  • o   I hang load after load of sheets, towels, blankets and clothing on the line to dry,
    o   then gather in the sun-scented pieces,
    o   later to stand hours at the ironing board to steam away wrinkles as I pray over those dear ones that this work of love will serve.
    o   I write menus, rummage through supplies and then through shops. Finally those many trips up and down our 40 steps to the front door with bags full of goodness.
    o   I make yeast dough and bake bread,
    o   while Curt prunes, weeds, and blows debris from terraces,
    o   and pulls garden furniture from nooks and crannies of storage.
    o   We lay tables, pack picnics, wash dishes, and give ourselves over to listen to and pray for those dear ones.
  • Retraining ourselves to make sure toilet paper lands in the bin and never in the toilet where it will so easily clog pipes and septic. It is a semi-annual adjustment of habit. 
  • Sweat. Even when I’m still. Though summer heat is finished, it will be yet another week or so before I go about my work and play in comfort. With age, my over-sensitivity to heat grows extreme. 

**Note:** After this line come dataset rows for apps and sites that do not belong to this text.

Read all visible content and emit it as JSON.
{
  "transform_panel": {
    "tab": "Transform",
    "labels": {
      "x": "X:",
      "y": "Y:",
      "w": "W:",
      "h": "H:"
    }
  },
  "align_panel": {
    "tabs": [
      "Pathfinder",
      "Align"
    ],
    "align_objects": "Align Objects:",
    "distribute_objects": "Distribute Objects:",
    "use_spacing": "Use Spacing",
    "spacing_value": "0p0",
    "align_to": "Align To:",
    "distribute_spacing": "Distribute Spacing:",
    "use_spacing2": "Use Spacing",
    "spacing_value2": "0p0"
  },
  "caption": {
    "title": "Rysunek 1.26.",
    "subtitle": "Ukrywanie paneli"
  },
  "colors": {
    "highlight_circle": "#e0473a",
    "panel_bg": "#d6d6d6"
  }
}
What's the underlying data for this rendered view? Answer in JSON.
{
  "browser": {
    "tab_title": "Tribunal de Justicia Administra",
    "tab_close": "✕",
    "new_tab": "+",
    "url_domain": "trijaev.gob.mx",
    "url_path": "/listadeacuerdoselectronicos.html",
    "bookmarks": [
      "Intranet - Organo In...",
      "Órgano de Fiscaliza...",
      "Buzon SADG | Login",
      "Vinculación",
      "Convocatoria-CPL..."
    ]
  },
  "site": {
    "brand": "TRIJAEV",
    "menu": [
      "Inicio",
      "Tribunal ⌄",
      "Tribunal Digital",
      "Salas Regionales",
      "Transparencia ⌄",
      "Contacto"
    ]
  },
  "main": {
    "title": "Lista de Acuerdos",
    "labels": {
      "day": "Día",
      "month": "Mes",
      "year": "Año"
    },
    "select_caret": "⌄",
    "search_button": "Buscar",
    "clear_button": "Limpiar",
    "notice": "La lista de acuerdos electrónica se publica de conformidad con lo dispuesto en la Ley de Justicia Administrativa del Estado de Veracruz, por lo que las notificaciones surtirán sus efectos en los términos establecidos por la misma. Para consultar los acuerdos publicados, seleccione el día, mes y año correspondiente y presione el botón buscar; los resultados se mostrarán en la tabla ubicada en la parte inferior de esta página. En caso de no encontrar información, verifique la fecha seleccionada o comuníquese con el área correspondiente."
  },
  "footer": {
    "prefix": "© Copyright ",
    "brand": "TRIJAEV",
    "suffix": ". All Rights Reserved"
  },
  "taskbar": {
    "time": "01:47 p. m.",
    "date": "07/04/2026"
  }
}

  • The casual friendships that define the life of this place. Business is not done without a glass of tea and generous inquires about family and life. We wander through our errands to the accompaniment of invitations to stop, enjoy a coffee, and chat. We greet and are greeted. Hugged, kissed, taken in.
  • Rumor and gossip, especially the tales of the former owner of our house who has been wandering the town drunk and accosting our friends to tell them to tell us that he wants another $50,000 or he will sell our house to someone else. For us and others in this village where modern ways of deed and title are still in the works the concern rumbles in the background of life—now reawakened by this man who says such things to our friends and neighbors but never to us.

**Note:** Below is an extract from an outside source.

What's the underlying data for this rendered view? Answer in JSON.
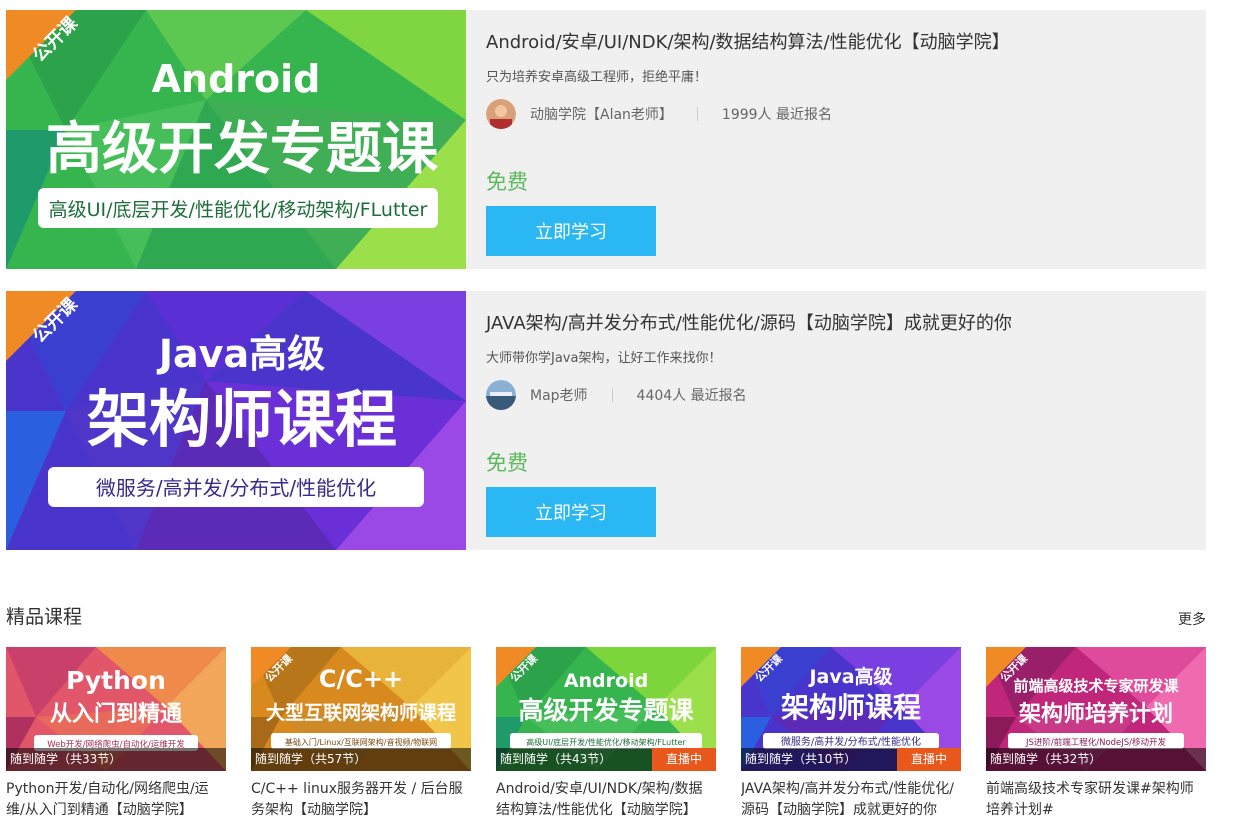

  • Turkish. Chatting along barely realizing I’m speaking the language. And all those other times when the words garble and I have no idea what they, or I, just said. When I repeat a sentence three times before I get the grammar right, rewarded by the chuckles of my listener.
  • Lightning bolts illuminating the horizon over the sea; slow-arriving thunder; all while stars glint in the blackness overhead.
  • Camped up high and sleeping when the sky rips open with red-eye explosions of light, the roar and clap of air in the bolt’s wake, and crazy-heavy rain! Where just an hour before all had been cloudless starlight and gentle breeze.
And so much more. All to the accompaniment of that one-foot-in-Turkey, other-foot-still-grounded-in-the-US orchestra. Every time we jet across the world, there is this season where two diverse places inhabit my inner spaces. For a few days both feel tangible. I can hear grand-daughter Lia chasing after Curt. “Dede! Dede!” Round and round through kitchen, living and dining room in Cait and Josh's Kansas City home. All while roosters crow in Çiğdem’s garden and I sweat in Mediterranean heat, my nose full of the abundance of ripening olives and sun-drenched wash from the line.

Love those evening walks!